When Mikhail Gorbachev rose to power in 1985, his reform policy sparked an independence movement in the Baltic states. But as their cries for help were answered with silence from the international community, two small nations answered the call – Iceland and Denmark – motivated by the personal connections of their foreign ministers.

THOSE WHO DARE outlines the Baltic nations’ (Estonia, Latvia and Lithuania’s) struggle for the restoration of their independence, from 1986-1991, Gorbachev’s perestroika paving the way. It recaptures the dramatic course of events in the Baltic capitals of Vilnius, Riga and Tallinn in January 1991 when the Soviet military attempted to brutally suppress the independence movements. At that moment, Jón Baldvin Hannibalsson, the minister of foreign affairs of Iceland, was the only western foreign minister to travel to the Baltic capitals to show his support, thus inscribing Iceland in golden letters in the minds of the Baltic people.

Jón Baldvin Hannibalsson and Vytautas Landsbergis

Hannibalsson’s personal connections and interest in the USSR were the driving force behind Iceland’s support for the freedom of the Baltic states. From 1989 onwards, he, along with Danish Foreign Minister Uffe Elleman Jensen worked hard to support the Baltic nations’ struggle at the UN, in the European Council, within the Nordic Council, within NATO, at the North Atlantic Council meetings and elsewhere in the international arena. During this process, both Hannibalsson and Jensen understood that little interest was shown by their colleagues for this corner of the world, even thought they had been illegally annexed during the Second World War.

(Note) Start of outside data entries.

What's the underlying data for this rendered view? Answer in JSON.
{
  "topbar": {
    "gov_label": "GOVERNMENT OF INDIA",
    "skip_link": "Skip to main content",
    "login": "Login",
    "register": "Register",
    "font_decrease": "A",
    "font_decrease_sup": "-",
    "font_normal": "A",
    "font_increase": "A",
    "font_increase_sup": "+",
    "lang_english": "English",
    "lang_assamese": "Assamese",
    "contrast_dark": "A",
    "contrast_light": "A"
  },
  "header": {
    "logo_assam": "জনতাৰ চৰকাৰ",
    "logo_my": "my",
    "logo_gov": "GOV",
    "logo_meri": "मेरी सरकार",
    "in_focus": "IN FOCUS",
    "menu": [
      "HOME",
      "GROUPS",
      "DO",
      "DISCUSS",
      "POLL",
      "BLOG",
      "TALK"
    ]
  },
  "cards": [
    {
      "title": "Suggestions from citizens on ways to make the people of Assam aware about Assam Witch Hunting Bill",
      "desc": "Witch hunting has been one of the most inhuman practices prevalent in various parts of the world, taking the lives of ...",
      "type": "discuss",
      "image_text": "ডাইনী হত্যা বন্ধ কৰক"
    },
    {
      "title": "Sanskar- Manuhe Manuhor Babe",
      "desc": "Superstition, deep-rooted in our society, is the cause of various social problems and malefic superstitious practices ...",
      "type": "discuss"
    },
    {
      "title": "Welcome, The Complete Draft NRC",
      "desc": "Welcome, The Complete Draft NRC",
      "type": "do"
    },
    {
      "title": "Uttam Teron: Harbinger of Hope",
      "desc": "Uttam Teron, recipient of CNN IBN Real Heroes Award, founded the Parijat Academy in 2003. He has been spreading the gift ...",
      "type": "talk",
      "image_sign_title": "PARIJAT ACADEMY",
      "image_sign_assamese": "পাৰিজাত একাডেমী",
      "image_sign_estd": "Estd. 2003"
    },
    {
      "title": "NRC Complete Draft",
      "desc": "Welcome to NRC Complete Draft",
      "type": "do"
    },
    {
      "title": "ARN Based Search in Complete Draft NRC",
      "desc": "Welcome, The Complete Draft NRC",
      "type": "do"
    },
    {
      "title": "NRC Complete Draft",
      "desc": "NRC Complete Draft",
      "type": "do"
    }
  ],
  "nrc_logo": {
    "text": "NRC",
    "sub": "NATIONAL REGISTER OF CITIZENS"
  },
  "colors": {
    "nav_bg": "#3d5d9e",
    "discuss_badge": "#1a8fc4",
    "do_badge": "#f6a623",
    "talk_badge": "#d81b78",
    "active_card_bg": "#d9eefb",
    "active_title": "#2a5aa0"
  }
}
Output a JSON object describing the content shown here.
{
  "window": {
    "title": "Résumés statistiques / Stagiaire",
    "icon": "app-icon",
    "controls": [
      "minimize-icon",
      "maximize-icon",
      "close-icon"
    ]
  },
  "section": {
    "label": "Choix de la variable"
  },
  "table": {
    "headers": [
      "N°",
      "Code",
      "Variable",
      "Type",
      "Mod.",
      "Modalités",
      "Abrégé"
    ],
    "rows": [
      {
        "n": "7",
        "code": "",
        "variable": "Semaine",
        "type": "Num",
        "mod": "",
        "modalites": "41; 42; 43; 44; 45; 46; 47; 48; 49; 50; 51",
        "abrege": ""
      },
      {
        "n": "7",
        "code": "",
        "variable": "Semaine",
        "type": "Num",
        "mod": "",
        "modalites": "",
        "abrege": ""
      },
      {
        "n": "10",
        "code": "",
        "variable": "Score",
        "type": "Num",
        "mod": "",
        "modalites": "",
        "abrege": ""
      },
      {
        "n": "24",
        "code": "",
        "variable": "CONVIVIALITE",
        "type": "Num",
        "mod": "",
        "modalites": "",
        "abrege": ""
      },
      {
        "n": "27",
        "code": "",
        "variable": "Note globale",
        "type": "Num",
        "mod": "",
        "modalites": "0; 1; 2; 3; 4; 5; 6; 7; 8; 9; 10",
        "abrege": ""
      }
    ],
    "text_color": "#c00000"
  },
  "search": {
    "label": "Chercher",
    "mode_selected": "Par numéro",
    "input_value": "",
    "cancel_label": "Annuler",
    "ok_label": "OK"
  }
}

The superpowers had other interests, a war in Iraq, the unification of Germany – and did not see fit to rock Gorbachev’s boat. In August 1991, following the coup d’etat in Moscow Iceland became the first country to recognize the Baltic countries. In December, The Soviet Union formally ceased to exist.